Role plays are an invaluable tool in teaching and developing actual dispute resolution training skills.
After an assigned reading in the practice and theory of dispute resolution, role plays allow students to practice the techniques and skills they have learned in the safe environment of a training session. Skills such as active listening, questioning, and identifying the interests each party brings to a dispute can be practised with no risk and with the helpful assistance of ADR coaches and instructors.
In a biparty mediation role play, there will be two participants taking on the role of the parties to the dispute and a third who is assigned the role of mediator. The student ‘mediator’ gets to put into practice some of the skills he or she has been introduced to, and all of the students get to witness first-hand the dynamic of a dispute unfolding; and how a mediator might go about assisting the parties to explore options to help resolve a dispute in a manner acceptable to both parties.

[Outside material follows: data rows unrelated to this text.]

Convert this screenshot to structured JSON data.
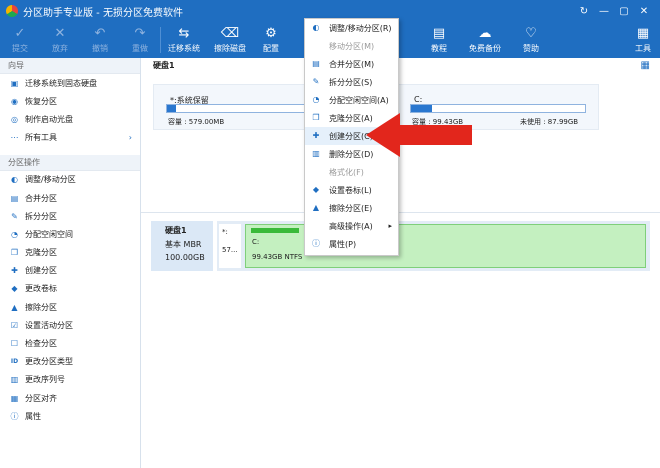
{
  "window": {
    "title": "分区助手专业版 - 无损分区免费软件",
    "controls": [
      "↻",
      "—",
      "▢",
      "✕"
    ]
  },
  "toolbar": {
    "items": [
      {
        "label": "提交",
        "icon": "✓",
        "disabled": true
      },
      {
        "label": "放弃",
        "icon": "✕",
        "disabled": true
      },
      {
        "label": "撤销",
        "icon": "↶",
        "disabled": true
      },
      {
        "label": "重做",
        "icon": "↷",
        "disabled": true
      },
      {
        "label": "迁移系统",
        "icon": "⇆",
        "disabled": false
      },
      {
        "label": "擦除磁盘",
        "icon": "⌫",
        "disabled": false
      },
      {
        "label": "配置",
        "icon": "⚙",
        "disabled": false
      }
    ],
    "right_items": [
      {
        "label": "教程",
        "icon": "▤"
      },
      {
        "label": "免费备份",
        "icon": "☁"
      },
      {
        "label": "赞助",
        "icon": "♡"
      }
    ],
    "tools": {
      "label": "工具",
      "icon": "▦"
    }
  },
  "sidebar": {
    "wizard_title": "向导",
    "wizard_items": [
      {
        "label": "迁移系统到固态硬盘",
        "icon": "▣"
      },
      {
        "label": "恢复分区",
        "icon": "◉"
      },
      {
        "label": "制作启动光盘",
        "icon": "◎"
      },
      {
        "label": "所有工具",
        "icon": "⋯",
        "arrow": "›"
      }
    ],
    "ops_title": "分区操作",
    "ops_items": [
      {
        "label": "调整/移动分区",
        "icon": "◐"
      },
      {
        "label": "合并分区",
        "icon": "▤"
      },
      {
        "label": "拆分分区",
        "icon": "✎"
      },
      {
        "label": "分配空闲空间",
        "icon": "◔"
      },
      {
        "label": "克隆分区",
        "icon": "❐"
      },
      {
        "label": "创建分区",
        "icon": "✚"
      },
      {
        "label": "更改卷标",
        "icon": "◆"
      },
      {
        "label": "擦除分区",
        "icon": "▲"
      },
      {
        "label": "设置活动分区",
        "icon": "☑"
      },
      {
        "label": "检查分区",
        "icon": "☐"
      },
      {
        "label": "更改分区类型",
        "icon": "ID"
      },
      {
        "label": "更改序列号",
        "icon": "▥"
      },
      {
        "label": "分区对齐",
        "icon": "▦"
      },
      {
        "label": "属性",
        "icon": "ⓘ"
      }
    ]
  },
  "main": {
    "disk1_label": "硬盘1",
    "partitions": [
      {
        "name": "*:系统保留",
        "capacity": "容量 : 579.00MB",
        "free": "",
        "fill_percent": 6
      },
      {
        "name": "C:",
        "capacity": "容量 : 99.43GB",
        "free": "未使用 : 87.99GB",
        "fill_percent": 12
      }
    ],
    "disk_map": {
      "name": "硬盘1",
      "type": "基本 MBR",
      "size": "100.00GB",
      "mini_part_label": "*:",
      "mini_part_size": "57...",
      "c_label": "C:",
      "c_info": "99.43GB NTFS",
      "c_fill_percent": 12
    }
  },
  "context_menu": {
    "items": [
      {
        "label": "调整/移动分区(R)",
        "icon": "◐",
        "disabled": false
      },
      {
        "label": "移动分区(M)",
        "icon": "",
        "disabled": true
      },
      {
        "label": "合并分区(M)",
        "icon": "▤",
        "disabled": false
      },
      {
        "label": "拆分分区(S)",
        "icon": "✎",
        "disabled": false
      },
      {
        "label": "分配空闲空间(A)",
        "icon": "◔",
        "disabled": false
      },
      {
        "label": "克隆分区(A)",
        "icon": "❐",
        "disabled": false
      },
      {
        "label": "创建分区(C)",
        "icon": "✚",
        "disabled": false,
        "highlight": true
      },
      {
        "label": "删除分区(D)",
        "icon": "▥",
        "disabled": false
      },
      {
        "label": "格式化(F)",
        "icon": "",
        "disabled": true
      },
      {
        "label": "设置卷标(L)",
        "icon": "◆",
        "disabled": false
      },
      {
        "label": "擦除分区(E)",
        "icon": "▲",
        "disabled": false
      },
      {
        "label": "高级操作(A)",
        "icon": "",
        "disabled": false,
        "submenu": "▸"
      },
      {
        "label": "属性(P)",
        "icon": "ⓘ",
        "disabled": false
      }
    ]
  },
  "colors": {
    "primary": "#1f6ec1",
    "annotation": "#e2261c",
    "partition_green": "#c4f0c0"
  }
}
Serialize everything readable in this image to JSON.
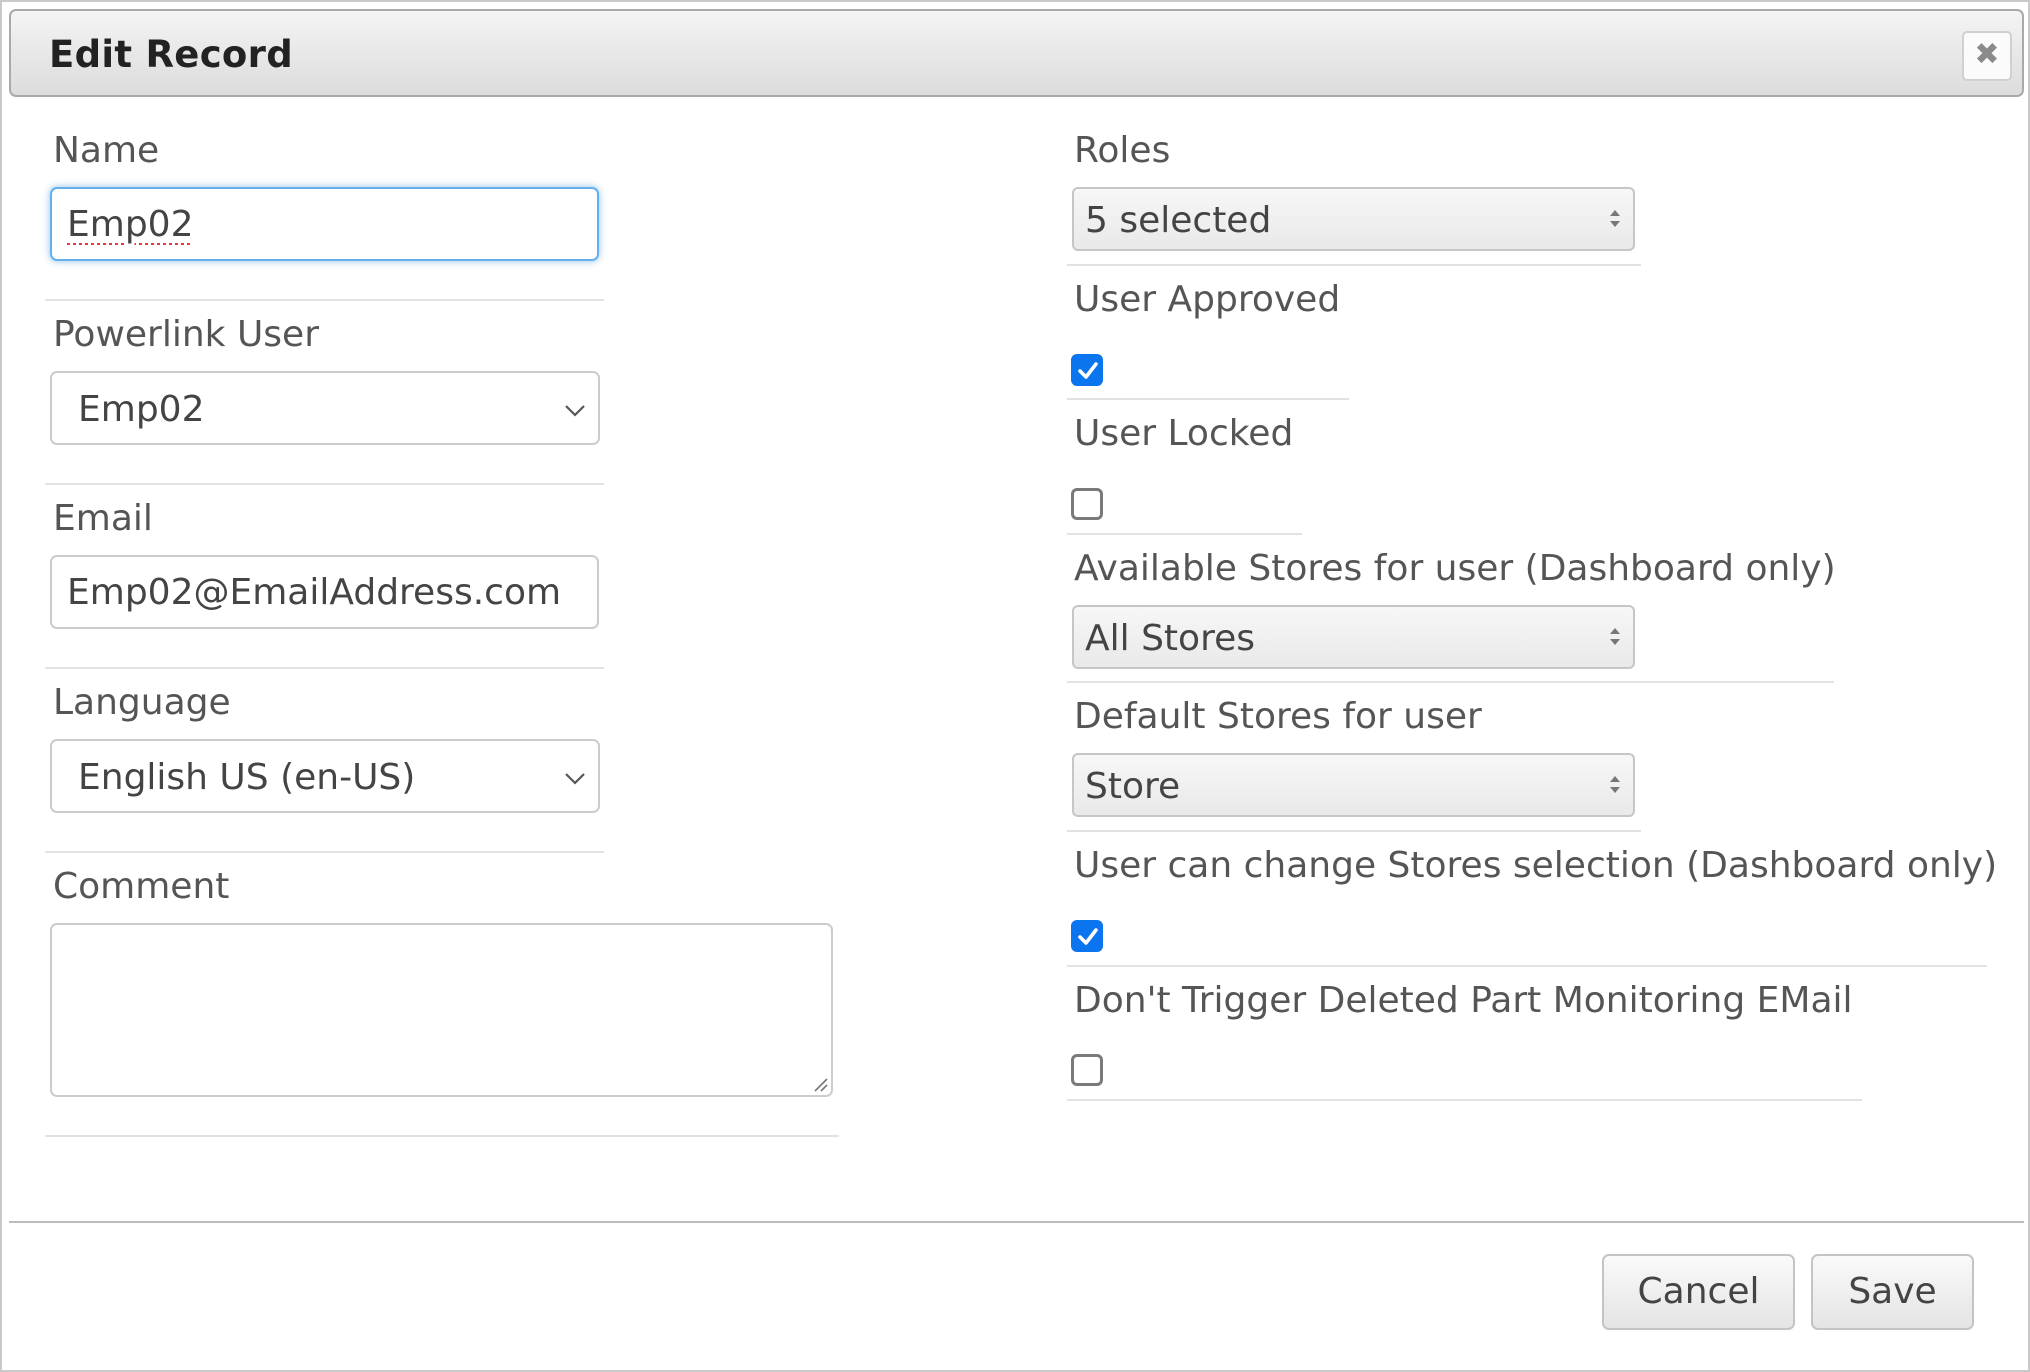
{
  "dialog": {
    "title": "Edit Record",
    "close_icon": "close-icon"
  },
  "left": {
    "name": {
      "label": "Name",
      "value": "Emp02"
    },
    "powerlink_user": {
      "label": "Powerlink User",
      "value": "Emp02"
    },
    "email": {
      "label": "Email",
      "value": "Emp02@EmailAddress.com"
    },
    "language": {
      "label": "Language",
      "value": "English US (en-US)"
    },
    "comment": {
      "label": "Comment",
      "value": ""
    }
  },
  "right": {
    "roles": {
      "label": "Roles",
      "value": "5 selected"
    },
    "user_approved": {
      "label": "User Approved",
      "checked": true
    },
    "user_locked": {
      "label": "User Locked",
      "checked": false
    },
    "available_stores": {
      "label": "Available Stores for user (Dashboard only)",
      "value": "All Stores"
    },
    "default_stores": {
      "label": "Default Stores for user",
      "value": "Store"
    },
    "user_can_change_stores": {
      "label": "User can change Stores selection (Dashboard only)",
      "checked": true
    },
    "dont_trigger_email": {
      "label": "Don't Trigger Deleted Part Monitoring EMail",
      "checked": false
    }
  },
  "footer": {
    "cancel_label": "Cancel",
    "save_label": "Save"
  },
  "colors": {
    "checkbox_checked": "#0b75f0",
    "focus_ring": "#66afe9"
  }
}
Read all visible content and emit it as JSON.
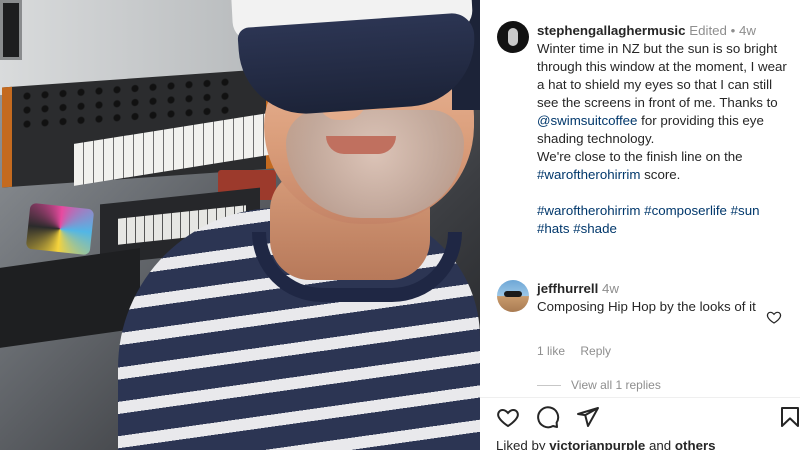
{
  "post": {
    "username": "stephengallaghermusic",
    "edited": "Edited",
    "separator": "•",
    "age": "4w",
    "caption_lines": [
      {
        "parts": [
          {
            "t": "Winter time in NZ but the sun is so bright through this window at the moment, I wear a hat to shield my eyes so that I can still see the screens in front of me. Thanks to ",
            "link": false
          },
          {
            "t": "@swimsuitcoffee",
            "link": true
          },
          {
            "t": " for providing this eye shading technology.",
            "link": false
          }
        ]
      },
      {
        "parts": [
          {
            "t": "We're close to the finish line on the ",
            "link": false
          },
          {
            "t": "#waroftherohirrim",
            "link": true
          },
          {
            "t": " score.",
            "link": false
          }
        ]
      }
    ],
    "hashtags": [
      "#waroftherohirrim",
      "#composerlife",
      "#sun",
      "#hats",
      "#shade"
    ]
  },
  "comment": {
    "username": "jeffhurrell",
    "age": "4w",
    "text": "Composing Hip Hop by the looks of it",
    "likes": "1 like",
    "reply": "Reply",
    "view_replies": "View all 1 replies"
  },
  "actions": {
    "icons": [
      "heart-icon",
      "comment-icon",
      "share-icon",
      "bookmark-icon"
    ]
  },
  "liked_by": {
    "prefix": "Liked by",
    "user": "victorianpurple",
    "connector": "and",
    "others": "others"
  },
  "colors": {
    "link": "#00376b",
    "meta": "#8e8e8e",
    "text": "#262626"
  }
}
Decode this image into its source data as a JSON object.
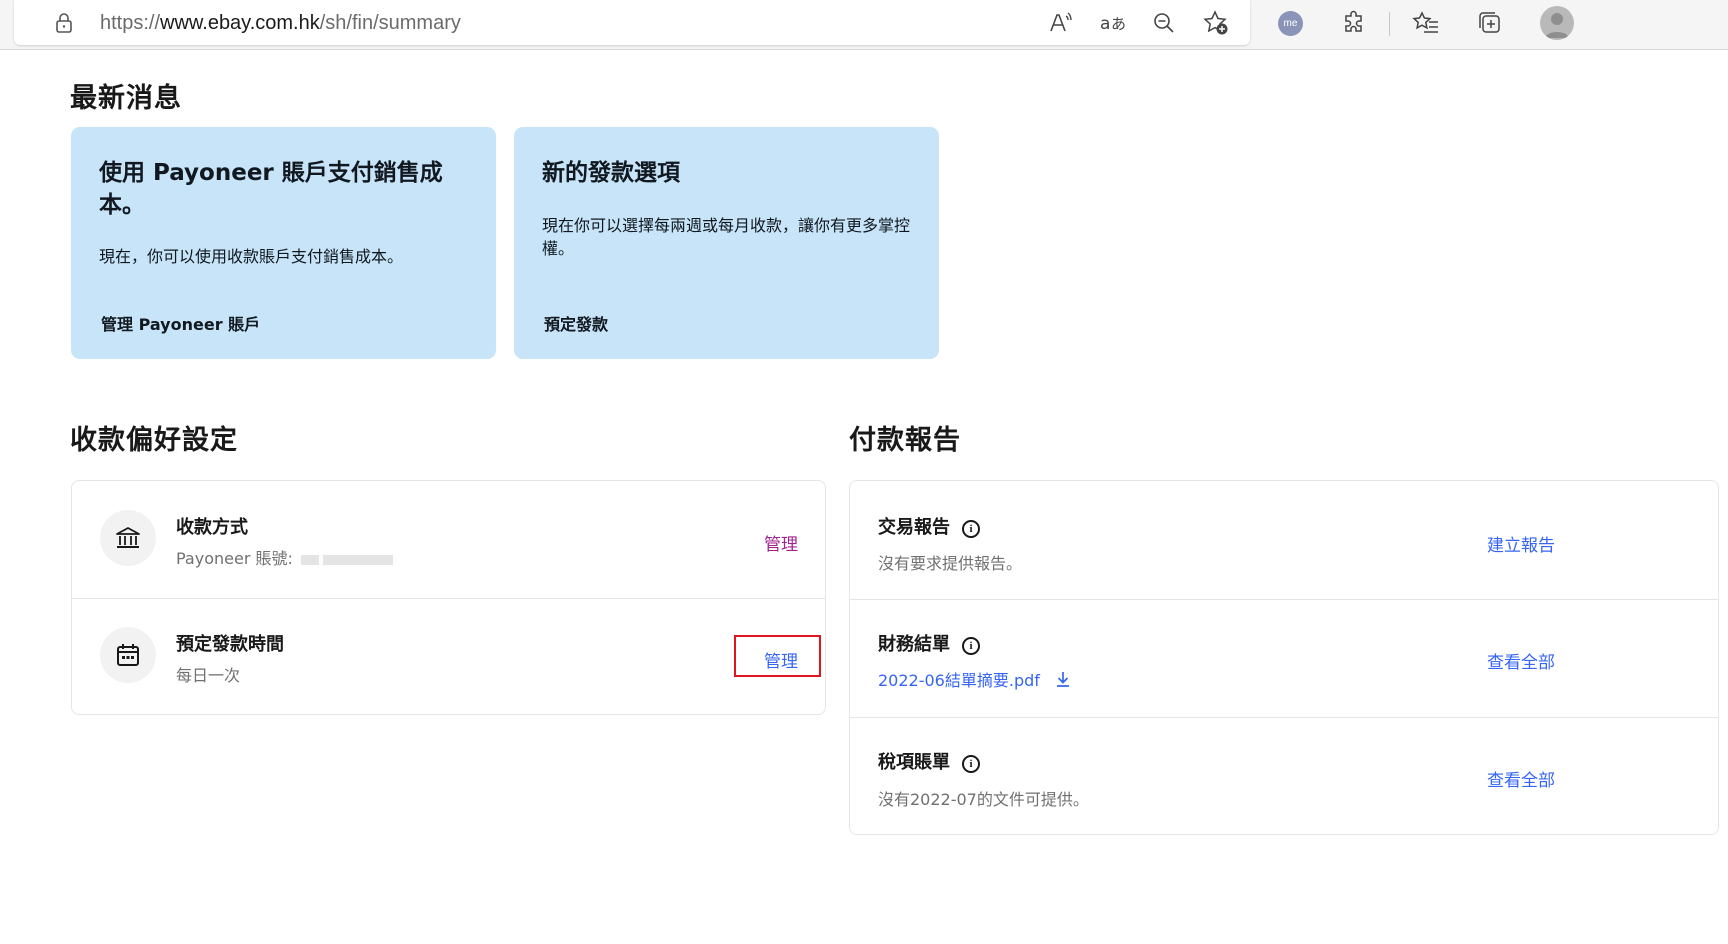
{
  "browser": {
    "url_scheme": "https://",
    "url_host": "www.ebay.com.hk",
    "url_path": "/sh/fin/summary",
    "me_avatar_text": "me"
  },
  "news": {
    "heading": "最新消息",
    "cards": [
      {
        "title": "使用 Payoneer 賬戶支付銷售成本。",
        "body": "現在，你可以使用收款賬戶支付銷售成本。",
        "link": "管理 Payoneer 賬戶"
      },
      {
        "title": "新的發款選項",
        "body": "現在你可以選擇每兩週或每月收款，讓你有更多掌控權。",
        "link": "預定發款"
      }
    ]
  },
  "preferences": {
    "heading": "收款偏好設定",
    "rows": [
      {
        "icon": "bank-icon",
        "title": "收款方式",
        "subtitle": "Payoneer 賬號:",
        "action": "管理"
      },
      {
        "icon": "calendar-icon",
        "title": "預定發款時間",
        "subtitle": "每日一次",
        "action": "管理"
      }
    ]
  },
  "reports": {
    "heading": "付款報告",
    "rows": [
      {
        "title": "交易報告",
        "subtitle": "沒有要求提供報告。",
        "action": "建立報告"
      },
      {
        "title": "財務結單",
        "file_link": "2022-06結單摘要.pdf",
        "action": "查看全部"
      },
      {
        "title": "稅項賬單",
        "subtitle": "沒有2022-07的文件可提供。",
        "action": "查看全部"
      }
    ]
  },
  "colors": {
    "news_card_bg": "#c7e4f8",
    "link_purple": "#a0238e",
    "link_blue": "#3665f3",
    "highlight_red": "#e0141e"
  }
}
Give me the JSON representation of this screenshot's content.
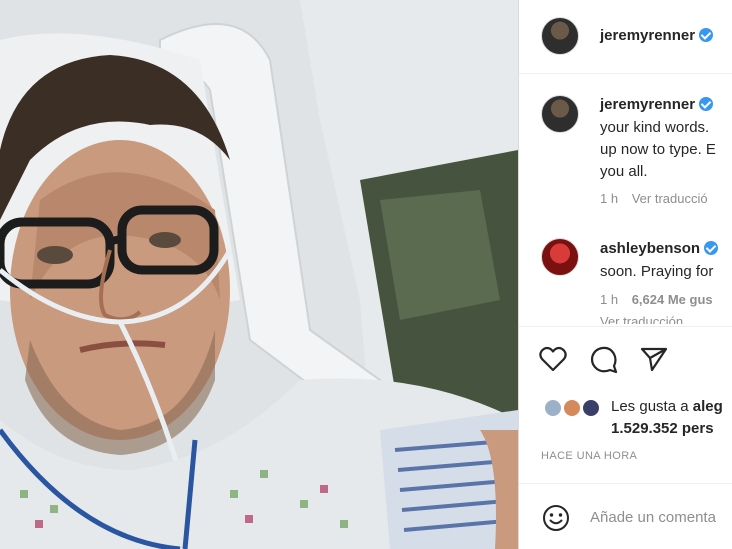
{
  "post": {
    "author": "jeremyrenner",
    "photo_alt": "selfie in hospital bed"
  },
  "comments": [
    {
      "username": "jeremyrenner",
      "lines": [
        "your kind words.",
        "up now to type. E",
        "you all."
      ],
      "time": "1 h",
      "translate": "Ver traducció"
    },
    {
      "username": "ashleybenson",
      "lines": [
        "soon. Praying for"
      ],
      "time": "1 h",
      "likes": "6,624 Me gus",
      "translate": "Ver traducción"
    }
  ],
  "actions": {
    "like_icon": "heart-icon",
    "comment_icon": "comment-icon",
    "share_icon": "send-icon"
  },
  "likes": {
    "prefix": "Les gusta a",
    "name": "aleg",
    "count": "1.529.352 pers"
  },
  "timestamp": "HACE UNA HORA",
  "comment_box": {
    "emoji_icon": "smiley-icon",
    "placeholder": "Añade un comenta"
  },
  "colors": {
    "verified": "#3897f0",
    "secondary_text": "#8e8e8e",
    "border": "#dbdbdb"
  }
}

When a role play has ended, students can discuss their experience and how they saw dispute resolution skills put into action. With the assistance of an ADR coach or instructor, everyone discusses the skills employed by the student ‘mediator’; and feedback is provided on what worked and what could be improved. Each role play provides a hands-on experience showing how dispute resolution skills and techniques actually work.
Simply put, role play is the most important part of dispute resolution skills training because this learning activity brings the student to another level – past theory to practice. It is also a lot of fun and provides students an opportunity to engage in active learning with other students.
Role play brings students outside of their particular situation or demography (age, profession, gender, etc.). This is important because as a mediator, you encounter people of diverse ages, backgrounds and perspectives. Students immediately learn the importance of being able to put themselves in another’s place in order to recognize and consider interests, emotions and motivations that may underlie a dispute. Mediation is not about judging other people or their actions or motivations but understanding their interests and motivations in order to help them arrive at a resolution to a dispute that is acceptable to them.
Role plays help students begin the process of developing into a dispute resolution practitioner by providing the opportunity to practice dispute resolution skills and use their inherent creativity as part of the learning process. As a good mediator or negotiator needs to be creative. He or she needs to identify the parties’ respective interests as well as potential options and solutions that may not be immediately obvious to the participants in any given dispute.
Most importantly, role plays allow students to practise what they have learned in theory and put it into practice right away.
Author: William Cornet
William holds several academic degrees including a Master of Arts (Intercultural Mediation) from Sherbrooke University and a Master of Laws (Alternative Dispute Resolution) from Osgoode Hall Law School, York University, Toronto.